▶ What you have to do
Go through the entries below and copy each line containing the word "date".

▶ Source data
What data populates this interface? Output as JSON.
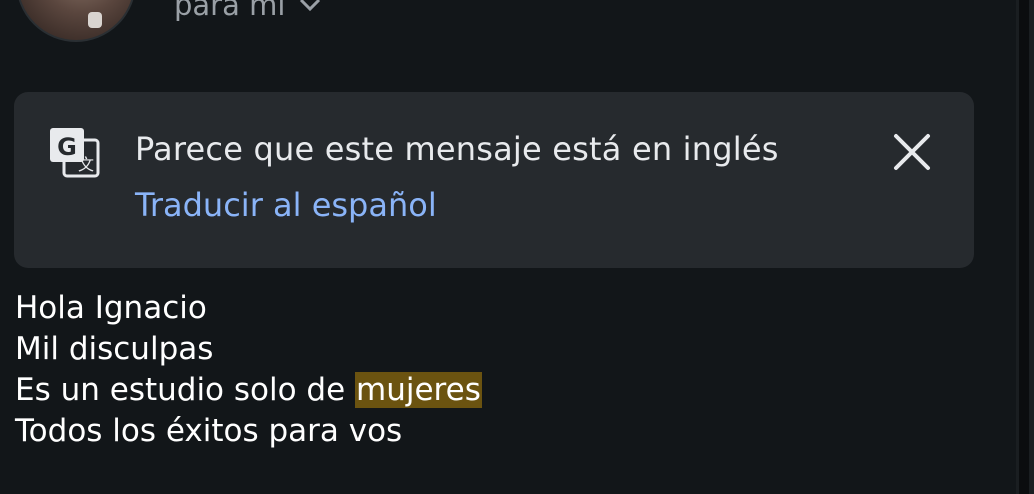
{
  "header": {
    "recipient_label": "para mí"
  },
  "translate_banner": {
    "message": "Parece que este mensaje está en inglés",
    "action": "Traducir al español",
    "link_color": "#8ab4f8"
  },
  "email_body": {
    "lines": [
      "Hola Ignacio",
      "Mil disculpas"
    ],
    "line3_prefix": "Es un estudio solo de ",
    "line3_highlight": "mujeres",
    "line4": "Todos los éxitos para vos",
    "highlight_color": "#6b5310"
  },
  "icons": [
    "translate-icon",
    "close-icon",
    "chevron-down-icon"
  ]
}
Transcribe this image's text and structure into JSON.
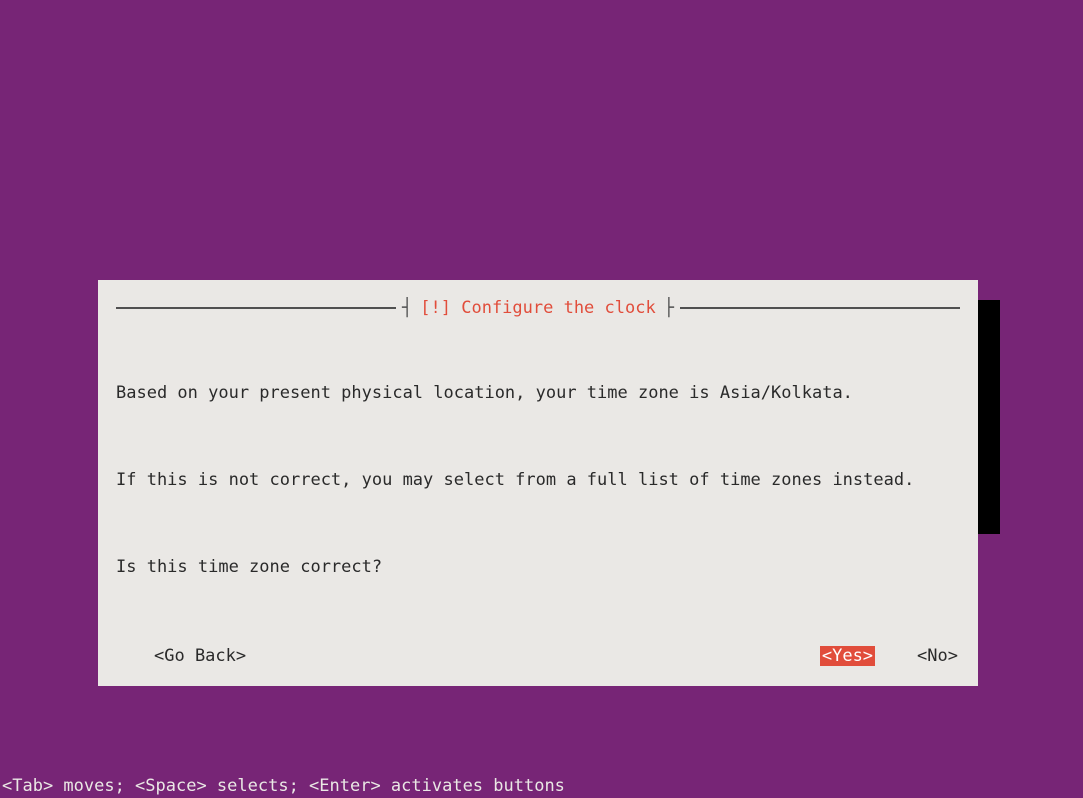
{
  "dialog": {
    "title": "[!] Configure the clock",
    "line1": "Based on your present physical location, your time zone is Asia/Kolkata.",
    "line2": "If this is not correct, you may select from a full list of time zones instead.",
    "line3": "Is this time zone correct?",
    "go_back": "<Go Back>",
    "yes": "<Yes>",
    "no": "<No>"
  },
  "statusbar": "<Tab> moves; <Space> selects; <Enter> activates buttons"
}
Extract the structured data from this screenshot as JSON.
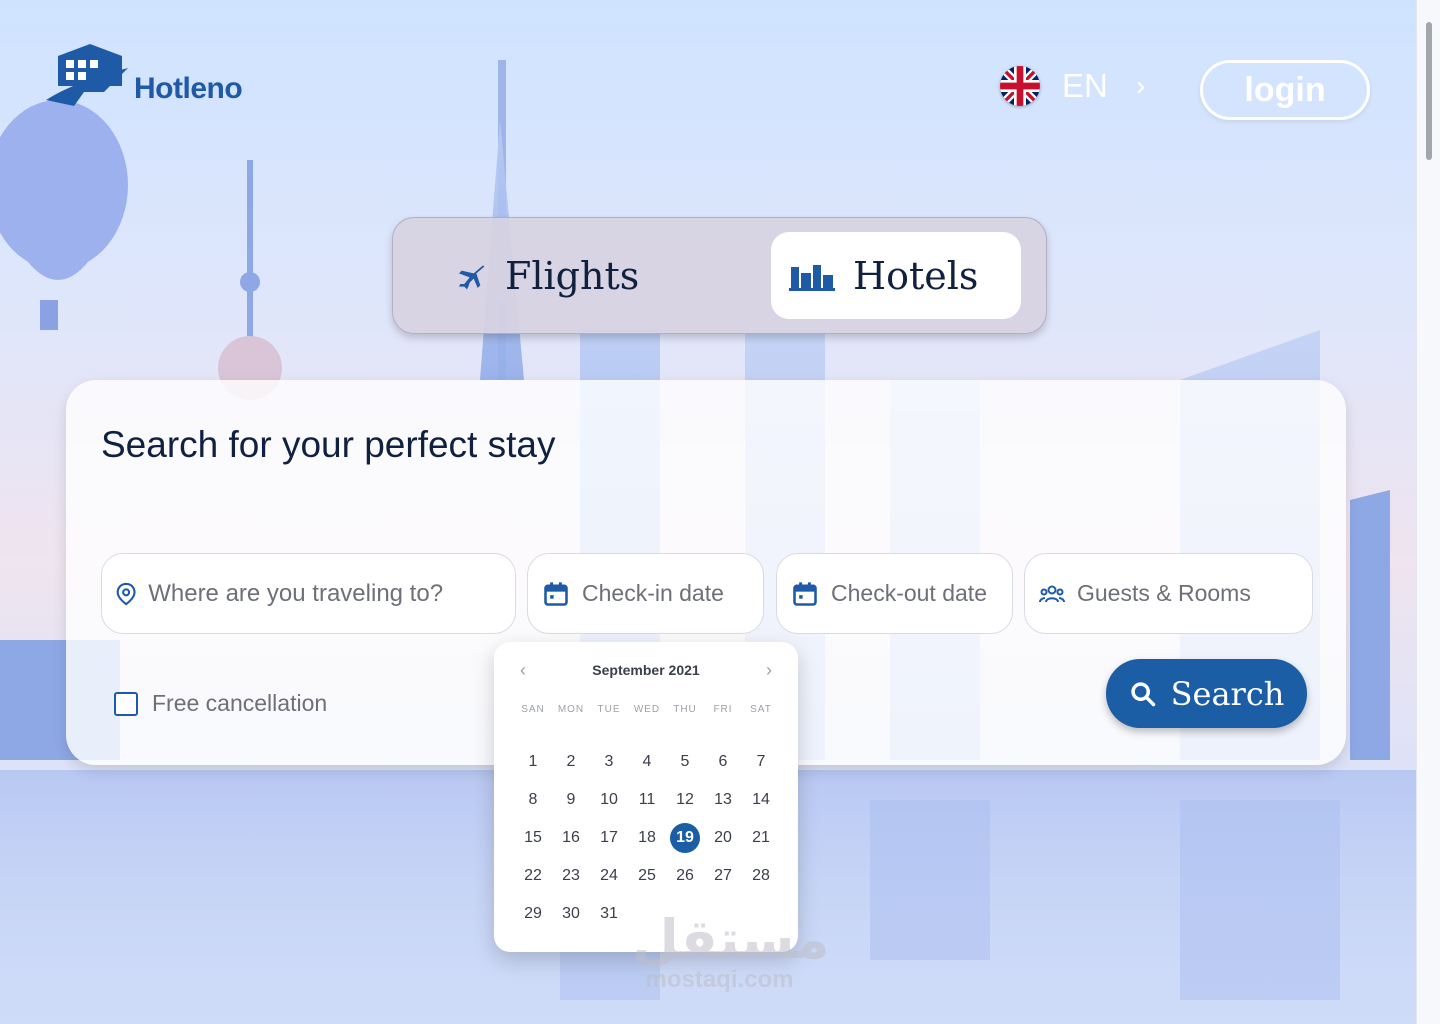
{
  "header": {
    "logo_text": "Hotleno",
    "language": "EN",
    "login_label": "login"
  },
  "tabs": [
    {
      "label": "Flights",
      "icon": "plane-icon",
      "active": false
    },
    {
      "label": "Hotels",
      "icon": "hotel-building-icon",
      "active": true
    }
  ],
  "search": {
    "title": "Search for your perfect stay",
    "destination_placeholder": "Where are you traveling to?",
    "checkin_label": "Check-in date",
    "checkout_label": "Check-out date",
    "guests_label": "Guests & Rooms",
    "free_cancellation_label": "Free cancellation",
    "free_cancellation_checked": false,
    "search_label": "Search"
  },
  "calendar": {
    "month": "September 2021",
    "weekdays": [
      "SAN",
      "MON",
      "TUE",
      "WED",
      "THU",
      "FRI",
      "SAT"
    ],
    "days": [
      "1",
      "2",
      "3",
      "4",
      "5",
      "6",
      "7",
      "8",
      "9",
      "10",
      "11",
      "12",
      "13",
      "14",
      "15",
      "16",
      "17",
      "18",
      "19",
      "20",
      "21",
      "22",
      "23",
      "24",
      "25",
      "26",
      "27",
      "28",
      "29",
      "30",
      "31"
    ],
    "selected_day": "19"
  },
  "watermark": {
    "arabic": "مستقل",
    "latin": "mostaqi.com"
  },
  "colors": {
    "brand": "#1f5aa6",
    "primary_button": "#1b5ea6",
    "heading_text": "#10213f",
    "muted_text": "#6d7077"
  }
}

▶ Solution to this exercise
    "checkin_label": "Check-in date",
    "checkout_label": "Check-out date",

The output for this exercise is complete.